Can you develop on Oxiquim’s R&D and technology capabilities?
We have technologies to produce resins for wood panels with very low formaldehyde emissions. Our technology is leader in low use of adhesive per cubic meter of panel, and this technological advantage places us in a good position to potentially invest in production facilities abroad.
In our logistics business, we have innovated increasing safety, with submarine breakaway valves with a system to empty the lines in case of activation of the valves, allowing the use in lines with products that can solidify at sea temperature.
Moreover, in our LPG terminal we introduced a technology to heat up the gas using air before dispatch. This has worked very well and presents less environmental impact than other technologies. Finally, in mining we are introducing a new family of products based in unconventional principles to improve copper recovery in flotation processes used in Chile and Peru.
As president of Asiquim, could you provide a general picture of how Chile’s chemical industry is performing with the pandemic?
In 2019 the chemical industry outperformed GDP growth by 2.5%. Beyond the situation with methanol production, which has been very dependent on natural gas imports from Argentina, the chemical industry has been performing at healthy levels. In terms of the pandemic, at Asiquim we did a survey in June 2020 and, overall, the chemical industry has continued to operate at pretty much normal rates. This said, I think we will see demand contract as a result of the financial crisis caused by COVID-19. Also, in Chile we have a delicate social situation since last year, so the job losses of the pandemic may increase social unrest.

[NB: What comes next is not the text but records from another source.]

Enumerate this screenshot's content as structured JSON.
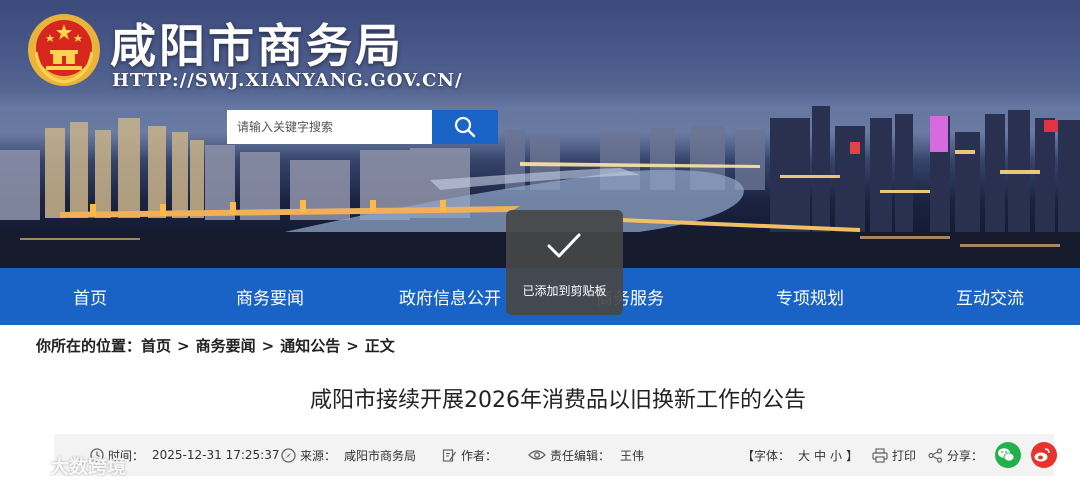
{
  "header": {
    "site_title": "咸阳市商务局",
    "site_url": "HTTP://SWJ.XIANYANG.GOV.CN/",
    "search_placeholder": "请输入关键字搜索"
  },
  "nav": {
    "items": [
      {
        "label": "首页"
      },
      {
        "label": "商务要闻"
      },
      {
        "label": "政府信息公开"
      },
      {
        "label": "商务服务"
      },
      {
        "label": "专项规划"
      },
      {
        "label": "互动交流"
      }
    ]
  },
  "toast": {
    "message": "已添加到剪贴板",
    "icon": "checkmark-icon"
  },
  "breadcrumb": {
    "prefix": "你所在的位置：",
    "items": [
      "首页",
      "商务要闻",
      "通知公告",
      "正文"
    ],
    "separator": ">"
  },
  "article": {
    "title": "咸阳市接续开展2026年消费品以旧换新工作的公告",
    "time_label": "时间：",
    "time_value": "2025-12-31 17:25:37",
    "source_label": "来源：",
    "source_value": "咸阳市商务局",
    "author_label": "作者：",
    "author_value": "",
    "editor_label": "责任编辑：",
    "editor_value": "王伟",
    "font_size_label": "【字体：",
    "font_size_options": [
      "大",
      "中",
      "小"
    ],
    "font_size_close": "】",
    "print_label": "打印",
    "share_label": "分享："
  },
  "colors": {
    "nav_bg": "#1a63c6",
    "search_btn": "#1a64c8",
    "wechat": "#22b14c",
    "weibo": "#e5332d"
  },
  "watermark": {
    "text": "大数跨境"
  }
}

Oxiquim celebrates 70 years in 2020. Would you like to add a final message to our readers and APLA members?
Over the last 70 years, Chile has gone through deep changes, has transitioned from being a protectionist economy to a very open economy. We have gone through periods of unfavorable political climate to private investment in the 70s to a long period since the 80s of more stable regulations and stronger institutions allowing the development of the country based mainly on private investment.
The company has proven to be very resilient to adapt to the different changes. As a final message, I would like to insist on the need to recover political leaderships, so the population trusts its leaders again, rather than follow the shouting in social media. We need a rational social dialogue. Also, I would like to send a message of optimism concerning the pandemic, as we have all proved that we can work very well in totally different ways than before.